- [ACTION ITEM]:
Read the records below and copy each line that contains "this".

BEGIN DATA FOR REVIEW

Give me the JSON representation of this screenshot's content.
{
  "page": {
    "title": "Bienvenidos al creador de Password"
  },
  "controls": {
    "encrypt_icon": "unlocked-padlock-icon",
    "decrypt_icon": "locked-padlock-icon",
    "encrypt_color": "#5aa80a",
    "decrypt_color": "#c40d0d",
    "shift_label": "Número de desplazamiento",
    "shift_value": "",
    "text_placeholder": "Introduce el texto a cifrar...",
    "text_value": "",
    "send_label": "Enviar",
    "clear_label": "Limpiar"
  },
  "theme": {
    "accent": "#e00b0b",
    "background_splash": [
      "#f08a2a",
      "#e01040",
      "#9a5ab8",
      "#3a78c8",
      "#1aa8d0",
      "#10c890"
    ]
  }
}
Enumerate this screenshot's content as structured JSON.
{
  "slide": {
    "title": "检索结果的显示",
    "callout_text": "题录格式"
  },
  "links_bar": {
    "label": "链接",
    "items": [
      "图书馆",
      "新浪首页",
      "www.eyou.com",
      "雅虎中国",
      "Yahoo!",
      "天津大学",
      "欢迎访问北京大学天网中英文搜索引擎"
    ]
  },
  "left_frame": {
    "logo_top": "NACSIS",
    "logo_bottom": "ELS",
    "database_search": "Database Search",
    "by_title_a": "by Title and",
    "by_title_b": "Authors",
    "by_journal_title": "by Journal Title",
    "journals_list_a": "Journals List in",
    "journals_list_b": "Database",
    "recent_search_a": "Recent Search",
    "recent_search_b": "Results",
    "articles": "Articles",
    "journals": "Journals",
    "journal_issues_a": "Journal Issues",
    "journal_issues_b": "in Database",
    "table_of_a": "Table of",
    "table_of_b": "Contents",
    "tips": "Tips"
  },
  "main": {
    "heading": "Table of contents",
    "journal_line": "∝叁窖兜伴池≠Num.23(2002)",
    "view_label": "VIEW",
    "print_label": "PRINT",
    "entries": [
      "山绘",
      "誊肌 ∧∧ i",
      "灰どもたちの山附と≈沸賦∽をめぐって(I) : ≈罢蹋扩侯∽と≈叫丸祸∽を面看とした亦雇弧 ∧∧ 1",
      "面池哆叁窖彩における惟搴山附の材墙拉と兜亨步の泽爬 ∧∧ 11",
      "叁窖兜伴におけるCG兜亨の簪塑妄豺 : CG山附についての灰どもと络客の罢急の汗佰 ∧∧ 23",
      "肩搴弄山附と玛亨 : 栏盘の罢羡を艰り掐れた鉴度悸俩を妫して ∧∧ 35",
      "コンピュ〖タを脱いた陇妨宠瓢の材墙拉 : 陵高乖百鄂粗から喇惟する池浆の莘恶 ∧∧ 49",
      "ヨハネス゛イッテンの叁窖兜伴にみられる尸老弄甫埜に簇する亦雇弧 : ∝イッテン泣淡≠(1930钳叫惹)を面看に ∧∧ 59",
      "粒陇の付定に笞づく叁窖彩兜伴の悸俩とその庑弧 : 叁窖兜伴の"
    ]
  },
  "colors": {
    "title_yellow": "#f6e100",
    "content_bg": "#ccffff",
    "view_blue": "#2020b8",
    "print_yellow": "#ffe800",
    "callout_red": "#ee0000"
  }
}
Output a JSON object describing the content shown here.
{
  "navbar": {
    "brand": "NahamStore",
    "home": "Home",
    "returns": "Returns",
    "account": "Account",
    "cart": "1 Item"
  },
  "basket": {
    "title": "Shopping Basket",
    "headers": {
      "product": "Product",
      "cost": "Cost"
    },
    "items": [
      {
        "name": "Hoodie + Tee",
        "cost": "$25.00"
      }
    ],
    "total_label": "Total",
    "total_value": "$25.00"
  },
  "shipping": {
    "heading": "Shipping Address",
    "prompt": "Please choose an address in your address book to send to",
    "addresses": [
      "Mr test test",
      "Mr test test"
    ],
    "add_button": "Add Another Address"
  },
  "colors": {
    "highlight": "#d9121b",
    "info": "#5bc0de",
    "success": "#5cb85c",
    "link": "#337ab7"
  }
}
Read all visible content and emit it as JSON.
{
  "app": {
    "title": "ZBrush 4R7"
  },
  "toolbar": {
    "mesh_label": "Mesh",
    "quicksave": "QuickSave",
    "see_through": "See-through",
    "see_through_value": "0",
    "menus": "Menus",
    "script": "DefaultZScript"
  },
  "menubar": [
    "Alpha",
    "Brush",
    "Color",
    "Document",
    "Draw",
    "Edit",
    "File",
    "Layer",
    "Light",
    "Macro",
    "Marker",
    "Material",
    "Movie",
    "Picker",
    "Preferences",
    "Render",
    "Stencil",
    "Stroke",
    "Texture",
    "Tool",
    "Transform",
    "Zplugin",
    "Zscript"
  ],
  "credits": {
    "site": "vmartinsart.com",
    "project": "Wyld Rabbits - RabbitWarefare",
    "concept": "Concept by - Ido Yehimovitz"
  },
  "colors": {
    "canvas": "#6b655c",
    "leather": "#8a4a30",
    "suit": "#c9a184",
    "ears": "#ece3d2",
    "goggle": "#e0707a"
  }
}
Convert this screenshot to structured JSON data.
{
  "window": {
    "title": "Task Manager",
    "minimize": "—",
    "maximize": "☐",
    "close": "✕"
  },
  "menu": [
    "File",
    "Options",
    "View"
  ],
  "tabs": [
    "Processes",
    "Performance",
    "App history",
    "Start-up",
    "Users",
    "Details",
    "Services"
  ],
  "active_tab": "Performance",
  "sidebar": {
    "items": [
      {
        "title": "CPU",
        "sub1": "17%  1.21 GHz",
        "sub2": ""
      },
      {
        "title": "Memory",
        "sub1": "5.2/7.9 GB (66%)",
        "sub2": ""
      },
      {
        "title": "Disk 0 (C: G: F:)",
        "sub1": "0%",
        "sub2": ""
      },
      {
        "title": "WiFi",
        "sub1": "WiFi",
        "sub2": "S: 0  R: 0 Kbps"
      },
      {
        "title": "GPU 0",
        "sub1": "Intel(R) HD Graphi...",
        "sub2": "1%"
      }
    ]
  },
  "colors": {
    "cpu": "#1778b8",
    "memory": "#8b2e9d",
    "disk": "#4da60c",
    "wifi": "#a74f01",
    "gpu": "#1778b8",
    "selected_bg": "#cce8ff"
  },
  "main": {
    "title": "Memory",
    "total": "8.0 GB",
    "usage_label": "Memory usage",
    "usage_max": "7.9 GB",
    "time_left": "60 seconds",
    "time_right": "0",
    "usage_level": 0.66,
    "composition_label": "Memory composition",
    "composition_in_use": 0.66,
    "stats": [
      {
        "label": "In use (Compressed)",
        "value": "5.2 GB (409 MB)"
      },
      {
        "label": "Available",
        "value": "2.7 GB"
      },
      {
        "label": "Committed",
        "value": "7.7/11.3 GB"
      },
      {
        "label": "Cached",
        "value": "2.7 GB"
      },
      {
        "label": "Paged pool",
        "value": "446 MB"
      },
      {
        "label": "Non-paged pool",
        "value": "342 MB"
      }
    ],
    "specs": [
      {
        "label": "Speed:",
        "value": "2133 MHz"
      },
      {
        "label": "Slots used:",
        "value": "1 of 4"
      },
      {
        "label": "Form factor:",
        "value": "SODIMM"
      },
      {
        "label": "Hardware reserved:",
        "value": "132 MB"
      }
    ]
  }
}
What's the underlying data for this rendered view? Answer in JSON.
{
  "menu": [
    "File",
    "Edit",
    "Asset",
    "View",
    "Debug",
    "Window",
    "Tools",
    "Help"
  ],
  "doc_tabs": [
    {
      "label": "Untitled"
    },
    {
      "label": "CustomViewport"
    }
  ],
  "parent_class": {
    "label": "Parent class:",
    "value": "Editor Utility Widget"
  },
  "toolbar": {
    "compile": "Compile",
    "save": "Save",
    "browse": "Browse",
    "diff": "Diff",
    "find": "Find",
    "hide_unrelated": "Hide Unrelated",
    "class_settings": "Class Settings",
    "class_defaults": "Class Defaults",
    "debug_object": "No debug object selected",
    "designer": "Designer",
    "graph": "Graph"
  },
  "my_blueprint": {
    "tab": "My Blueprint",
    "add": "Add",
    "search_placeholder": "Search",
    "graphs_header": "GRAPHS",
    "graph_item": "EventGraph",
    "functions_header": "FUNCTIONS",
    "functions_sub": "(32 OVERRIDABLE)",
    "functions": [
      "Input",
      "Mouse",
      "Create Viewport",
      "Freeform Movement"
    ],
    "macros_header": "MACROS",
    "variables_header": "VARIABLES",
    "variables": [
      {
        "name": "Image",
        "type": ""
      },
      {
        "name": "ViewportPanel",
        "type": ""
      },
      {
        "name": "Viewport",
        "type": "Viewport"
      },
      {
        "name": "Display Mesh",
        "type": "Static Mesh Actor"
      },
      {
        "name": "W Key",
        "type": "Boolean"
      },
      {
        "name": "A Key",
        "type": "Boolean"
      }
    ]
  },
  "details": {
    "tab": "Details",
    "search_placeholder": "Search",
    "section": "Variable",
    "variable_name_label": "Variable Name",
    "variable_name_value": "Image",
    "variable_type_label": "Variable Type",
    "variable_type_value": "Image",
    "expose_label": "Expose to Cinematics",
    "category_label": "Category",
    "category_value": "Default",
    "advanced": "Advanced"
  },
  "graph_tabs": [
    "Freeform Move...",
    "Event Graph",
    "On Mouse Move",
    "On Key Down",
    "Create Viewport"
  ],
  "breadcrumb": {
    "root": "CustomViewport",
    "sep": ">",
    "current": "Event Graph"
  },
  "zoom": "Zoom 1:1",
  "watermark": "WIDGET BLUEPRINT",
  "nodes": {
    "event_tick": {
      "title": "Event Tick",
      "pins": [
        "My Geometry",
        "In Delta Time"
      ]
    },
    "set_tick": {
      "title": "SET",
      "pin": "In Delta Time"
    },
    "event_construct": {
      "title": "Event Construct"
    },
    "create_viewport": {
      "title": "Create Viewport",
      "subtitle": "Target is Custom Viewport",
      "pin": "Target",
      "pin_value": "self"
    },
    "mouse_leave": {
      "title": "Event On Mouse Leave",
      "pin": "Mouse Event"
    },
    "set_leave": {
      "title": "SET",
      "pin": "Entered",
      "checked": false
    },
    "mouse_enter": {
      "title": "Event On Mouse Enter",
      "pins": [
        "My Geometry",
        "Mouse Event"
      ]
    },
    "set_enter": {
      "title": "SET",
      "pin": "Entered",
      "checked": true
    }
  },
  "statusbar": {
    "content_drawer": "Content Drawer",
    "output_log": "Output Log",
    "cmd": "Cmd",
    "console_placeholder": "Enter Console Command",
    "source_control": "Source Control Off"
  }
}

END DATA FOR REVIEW

- [EXERCISE ANSWER]:
Give me the JSON representation of this screenshot's content.
Enumerate this screenshot's content as structured JSON.
Convert this screenshot to structured JSON data.
What's the underlying data for this rendered view? Answer in JSON.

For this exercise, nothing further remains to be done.